Next-up was a trip to my old stomping grounds, the Communications School. I majored in Communications so this was where I had most of my classes. The school -- and the building -- were funded entirely by Neighbor Charlie's family. I'll have to remember to thank him one of these days.
I concluded my visit with a trip to Franklin Field, Penn's historic football field and home of the Quakers. The stadium opened in 1895. It's the site of the nation's first scoreboard, the first football radio broadcast and the first football telecast. Back when I went there, thousands of people would crowd into Franklin field for every game and pelt the opposition with slices of toast. One of the traditional Penn songs -- called "Drink a Highball" -- ends with the words "Here's a toast to dear old Penn." That last line, sung in unison by a frenzied crowd, was always our cue to throw entire loaves of toast on the field. Wonder Bread was our weapon of choice. Today, those words -- like a fine wine -- really have matured with age. Here's a toast to dear old Penn, and to my parents for sending me there ...!

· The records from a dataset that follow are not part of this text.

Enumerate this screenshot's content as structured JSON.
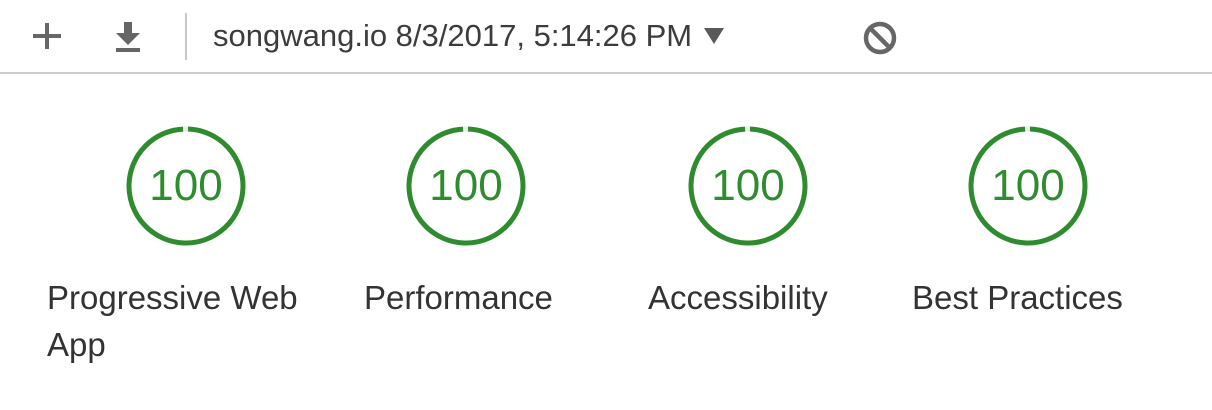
{
  "toolbar": {
    "icons": {
      "add": "plus-icon",
      "download": "download-icon",
      "clear": "no-entry-icon"
    },
    "report_selector": "songwang.io 8/3/2017, 5:14:26 PM"
  },
  "colors": {
    "score_good": "#2e8b2e",
    "track": "#e8efe8",
    "divider": "#cfcfcf"
  },
  "gauges": [
    {
      "score": "100",
      "label": "Progressive Web App",
      "fraction": 1.0
    },
    {
      "score": "100",
      "label": "Performance",
      "fraction": 1.0
    },
    {
      "score": "100",
      "label": "Accessibility",
      "fraction": 1.0
    },
    {
      "score": "100",
      "label": "Best Practices",
      "fraction": 1.0
    }
  ]
}
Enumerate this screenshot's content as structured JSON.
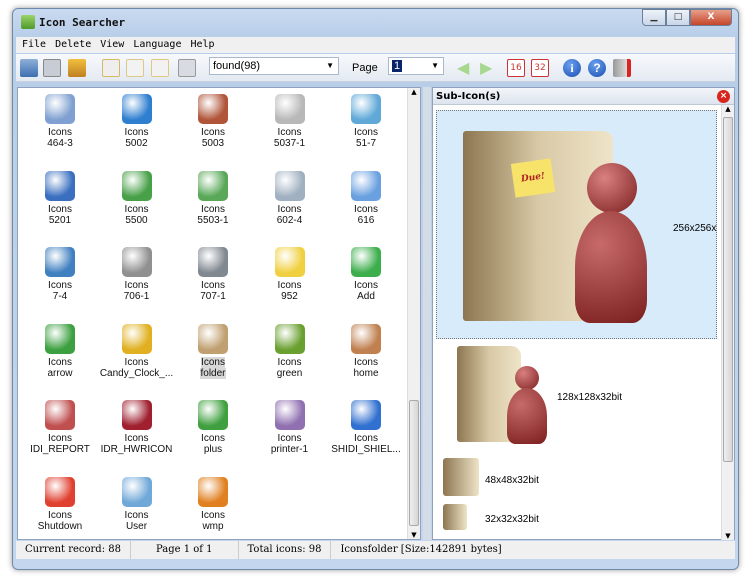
{
  "window": {
    "title": "Icon Searcher"
  },
  "menu": [
    "File",
    "Delete",
    "View",
    "Language",
    "Help"
  ],
  "toolbar": {
    "search_combo": "found(98)",
    "page_label": "Page",
    "page_value": "1"
  },
  "icons": [
    {
      "l1": "Icons",
      "l2": "464-3",
      "color": "#7fa0d0"
    },
    {
      "l1": "Icons",
      "l2": "5002",
      "color": "#2f7fd0"
    },
    {
      "l1": "Icons",
      "l2": "5003",
      "color": "#b0553a"
    },
    {
      "l1": "Icons",
      "l2": "5037-1",
      "color": "#b8b8b8"
    },
    {
      "l1": "Icons",
      "l2": "51-7",
      "color": "#5fa8d8"
    },
    {
      "l1": "Icons",
      "l2": "5201",
      "color": "#3a6fc0"
    },
    {
      "l1": "Icons",
      "l2": "5500",
      "color": "#48a048"
    },
    {
      "l1": "Icons",
      "l2": "5503-1",
      "color": "#58a858"
    },
    {
      "l1": "Icons",
      "l2": "602-4",
      "color": "#a0b0c0"
    },
    {
      "l1": "Icons",
      "l2": "616",
      "color": "#6aa0e0"
    },
    {
      "l1": "Icons",
      "l2": "7-4",
      "color": "#4080c0"
    },
    {
      "l1": "Icons",
      "l2": "706-1",
      "color": "#909090"
    },
    {
      "l1": "Icons",
      "l2": "707-1",
      "color": "#808890"
    },
    {
      "l1": "Icons",
      "l2": "952",
      "color": "#f0d040"
    },
    {
      "l1": "Icons",
      "l2": "Add",
      "color": "#3cae4c"
    },
    {
      "l1": "Icons",
      "l2": "arrow",
      "color": "#3ca040"
    },
    {
      "l1": "Icons",
      "l2": "Candy_Clock_...",
      "color": "#e0b020"
    },
    {
      "l1": "Icons",
      "l2": "folder",
      "color": "#c0a070",
      "selected": true
    },
    {
      "l1": "Icons",
      "l2": "green",
      "color": "#6aa030"
    },
    {
      "l1": "Icons",
      "l2": "home",
      "color": "#c08050"
    },
    {
      "l1": "Icons",
      "l2": "IDI_REPORT",
      "color": "#c05050"
    },
    {
      "l1": "Icons",
      "l2": "IDR_HWRICON",
      "color": "#a02030"
    },
    {
      "l1": "Icons",
      "l2": "plus",
      "color": "#40a040"
    },
    {
      "l1": "Icons",
      "l2": "printer-1",
      "color": "#9070b0"
    },
    {
      "l1": "Icons",
      "l2": "SHIDI_SHIEL...",
      "color": "#3070d0"
    },
    {
      "l1": "Icons",
      "l2": "Shutdown",
      "color": "#e04030"
    },
    {
      "l1": "Icons",
      "l2": "User",
      "color": "#70a8d8"
    },
    {
      "l1": "Icons",
      "l2": "wmp",
      "color": "#e08020"
    }
  ],
  "subicons": {
    "title": "Sub-Icon(s)",
    "sizes": [
      "256x256x",
      "128x128x32bit",
      "48x48x32bit",
      "32x32x32bit"
    ],
    "note_text": "Due!"
  },
  "status": {
    "record": "Current record: 88",
    "page": "Page 1 of 1",
    "total": "Total icons: 98",
    "file": "Iconsfolder [Size:142891 bytes]"
  }
}
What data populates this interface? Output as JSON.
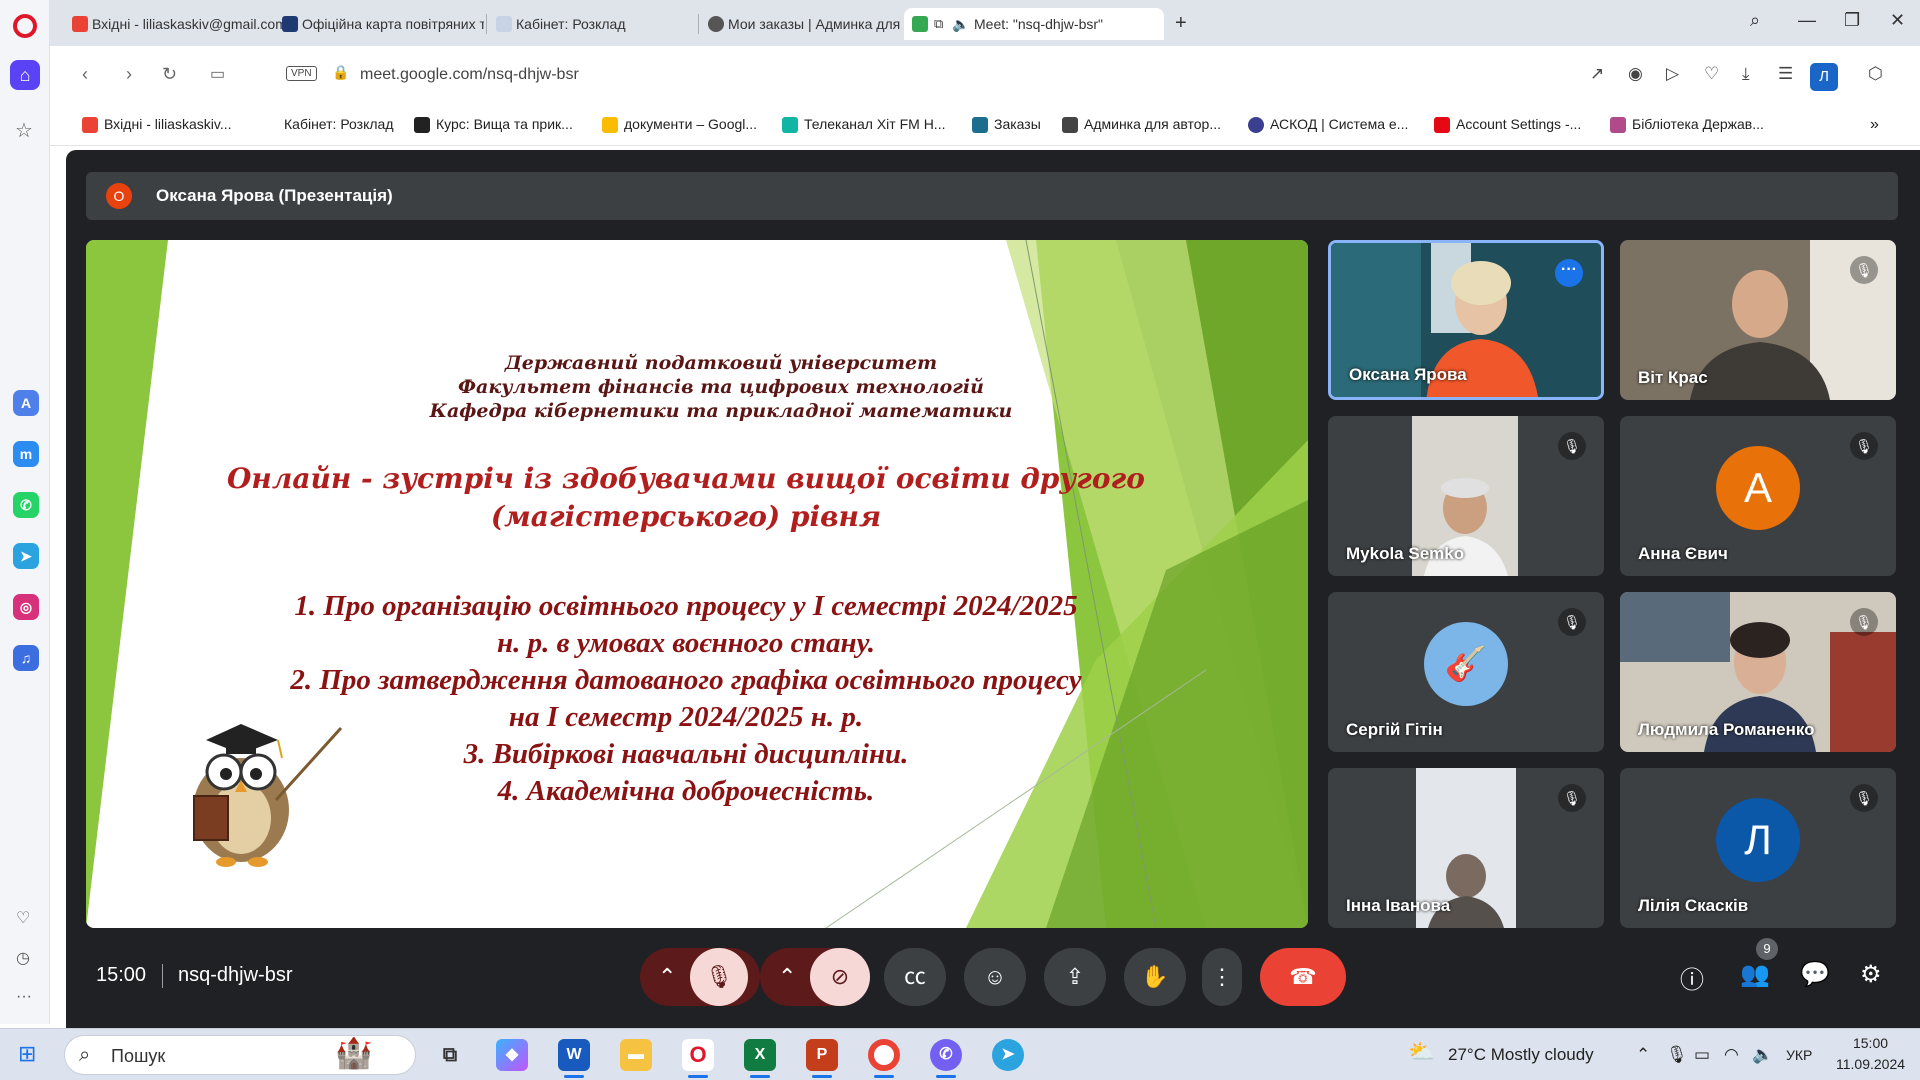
{
  "tabs": [
    {
      "label": "Вхідні - liliaskaskiv@gmail.com",
      "color": "#ea4335"
    },
    {
      "label": "Офіційна карта повітряних тривог",
      "color": "#1f3a73"
    },
    {
      "label": "Кабінет: Розклад",
      "color": "#c9d3e6"
    },
    {
      "label": "Мои заказы | Админка для авторов",
      "color": "#555555"
    },
    {
      "label": "Meet: \"nsq-dhjw-bsr\"",
      "color": "#34a853"
    }
  ],
  "url": "meet.google.com/nsq-dhjw-bsr",
  "vpn_label": "VPN",
  "profile_initial": "Л",
  "bookmarks": [
    {
      "label": "Вхідні - liliaskaskiv...",
      "color": "#ea4335"
    },
    {
      "label": "Кабінет: Розклад",
      "color": "#ffffff"
    },
    {
      "label": "Курс: Вища та прик...",
      "color": "#222222"
    },
    {
      "label": "документи – Googl...",
      "color": "#fbbc04"
    },
    {
      "label": "Телеканал Хіт FM Н...",
      "color": "#11b5a4"
    },
    {
      "label": "Заказы",
      "color": "#1d6e8e"
    },
    {
      "label": "Админка для автор...",
      "color": "#444444"
    },
    {
      "label": "АСКОД | Система е...",
      "color": "#3b3f8f"
    },
    {
      "label": "Account Settings -...",
      "color": "#e50914"
    },
    {
      "label": "Бібліотека Держав...",
      "color": "#b04a8a"
    }
  ],
  "presenter": {
    "initial": "О",
    "label": "Оксана Ярова (Презентація)"
  },
  "slide": {
    "university": "Державний податковий університет",
    "faculty": "Факультет фінансів та цифрових технологій",
    "department": "Кафедра кібернетики та прикладної математики",
    "headline_1": "Онлайн - зустріч із здобувачами вищої освіти другого",
    "headline_2": "(магістерського) рівня",
    "agenda": [
      "1. Про організацію освітнього процесу у І семестрі 2024/2025",
      "н. р. в умовах воєнного стану.",
      "2. Про затвердження датованого графіка освітнього процесу",
      "на І семестр 2024/2025 н. р.",
      "3. Вибіркові навчальні дисципліни.",
      "4. Академічна доброчесність."
    ]
  },
  "participants": [
    {
      "name": "Оксана Ярова",
      "type": "video",
      "bg": "#b8643a",
      "active": true
    },
    {
      "name": "Віт Крас",
      "type": "video",
      "bg": "#8a7f72"
    },
    {
      "name": "Mykola Semko",
      "type": "video",
      "bg": "#d9d6cf"
    },
    {
      "name": "Анна Євич",
      "type": "avatar",
      "initial": "А",
      "avatar_color": "#e8710a"
    },
    {
      "name": "Сергій Гітін",
      "type": "avatar",
      "initial": "",
      "avatar_color": "#7cb5e8"
    },
    {
      "name": "Людмила Романенко",
      "type": "video",
      "bg": "#c9c3b8"
    },
    {
      "name": "Інна Іванова",
      "type": "video",
      "bg": "#e3e6ea"
    },
    {
      "name": "Лілія Скасків",
      "type": "avatar",
      "initial": "Л",
      "avatar_color": "#0b57a8"
    }
  ],
  "meeting": {
    "time": "15:00",
    "code": "nsq-dhjw-bsr",
    "participant_count": "9"
  },
  "taskbar": {
    "search_placeholder": "Пошук",
    "weather": "27°C  Mostly cloudy",
    "language": "УКР",
    "clock_time": "15:00",
    "clock_date": "11.09.2024"
  }
}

Wednesday, May 26, 2010
Speaking of cracked, no visit to Philadelphia would be complete without a trip to the Liberty Bell. I made a beeline there after my meetings ended today. Legend has it the Liberty Bell was used to summon the citizens of Philadelphia for the very first public reading of the Declaration of Independence on July 8, 1776. The bell itself has been cracked ever since its first "test" ringing when it arrived in Philadelphia in 1752. But what do you expect ... they only paid 100 pounds for it!
I made a quick stop at Independence Hall -- where the Declaration of Independence and the U.S. Constitution were debated and adopted -- and continued walking due East through the city's cultural district, towards the waterfront and Delaware River.
I walked across Penn's Landing until I got to the Nina and the Pinta. Yes, it was that Nina and Pinta. Life-sized replicas of Columbus' ships are docked right near the Korean and Vietnam War Memorials and just across the river from New Jersey. Columbus never had it so good!
I finished my walk with a stroll through Society Hill, a neighborhood of quiet, tree-lined streets and rowhouses dating from the 1700's. Many of the homes here belonged to notable figures in the American Revolution and everyday tradesmen who no doubt prospered -- like their neighbor Benjamin Franklin -- by going early to bed and being early to rise. One thing's for sure, I doubt any of them hid plastic bottles of lemonade in their groin ...!
Tuesday, May 25, 2010
Also in the lobby, directly over the reception desk, is a massive, 84-foot tall, 2,000 square-foot LCD screen which plays a series of incredible, lifelike video images 18-hours a day. For example, today I saw the lobby transformed into a tropical oasis, a modern artwork and a dance hall, complete with acrobatic dancers who looked like they were doing a tango atop the elevator bank.
Monday, May 24, 2010
Not far from the Temple, I ran into a character worthy of 7th and Montana: a Local Loon with a song in his heart. He was zig-zagging his way up and down Juniper Street in a Motor Scooter, singing "Moon River" at the top of his lungs through a megaphone. It was so painful to listen to, that I gave him a dollar to stop ... but he didn't. He merely changed his tune to "Raindrops Keep Falling on My Head." I didn't have the heart to tell him it wasn't raining.
From there, it was on to dinner with a colleague at Morimoto, a Japanese restaurant owned by Food Network Iron Chef Masaharu Morimoto. Morimoto is famous for his creative fusion of Japanese and American styles. I had "Omakase," which means Chef's choice, a sampling of various dishes. Every one of them was great. So great, in fact, that I would have gladly eaten a tentacle if it appeared on my plate. Now that's what I call Mind Over Mood ...!